» **EXERCISE INSTRUCTIONS**:
Search the entries below for the string "this" and give the number of lines that hold it, nothing else.
───── EXTRACTED MATERIAL ─────
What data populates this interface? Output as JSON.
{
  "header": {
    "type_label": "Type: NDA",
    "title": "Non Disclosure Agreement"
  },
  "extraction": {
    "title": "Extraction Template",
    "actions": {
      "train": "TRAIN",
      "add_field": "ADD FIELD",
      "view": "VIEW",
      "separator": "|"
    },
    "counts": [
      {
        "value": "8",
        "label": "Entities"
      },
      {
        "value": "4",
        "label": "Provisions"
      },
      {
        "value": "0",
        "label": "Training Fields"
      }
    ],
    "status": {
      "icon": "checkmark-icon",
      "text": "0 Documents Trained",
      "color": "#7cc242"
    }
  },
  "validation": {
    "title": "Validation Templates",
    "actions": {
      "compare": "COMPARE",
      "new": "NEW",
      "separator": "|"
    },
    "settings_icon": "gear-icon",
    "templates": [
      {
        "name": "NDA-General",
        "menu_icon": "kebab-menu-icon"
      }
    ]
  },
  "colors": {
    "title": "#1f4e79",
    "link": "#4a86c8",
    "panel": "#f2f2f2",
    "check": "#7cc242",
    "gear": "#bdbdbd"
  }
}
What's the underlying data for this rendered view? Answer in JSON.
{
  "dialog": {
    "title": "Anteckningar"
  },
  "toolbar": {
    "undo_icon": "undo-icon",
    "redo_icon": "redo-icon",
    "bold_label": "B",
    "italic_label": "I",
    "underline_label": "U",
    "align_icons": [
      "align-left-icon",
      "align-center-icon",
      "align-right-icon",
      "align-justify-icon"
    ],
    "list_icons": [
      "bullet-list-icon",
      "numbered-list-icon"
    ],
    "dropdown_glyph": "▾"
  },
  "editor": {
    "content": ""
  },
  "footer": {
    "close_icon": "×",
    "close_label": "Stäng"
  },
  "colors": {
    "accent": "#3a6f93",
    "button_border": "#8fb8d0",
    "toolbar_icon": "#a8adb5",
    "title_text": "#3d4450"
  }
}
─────
» **EXPECTED ANSWER**:
2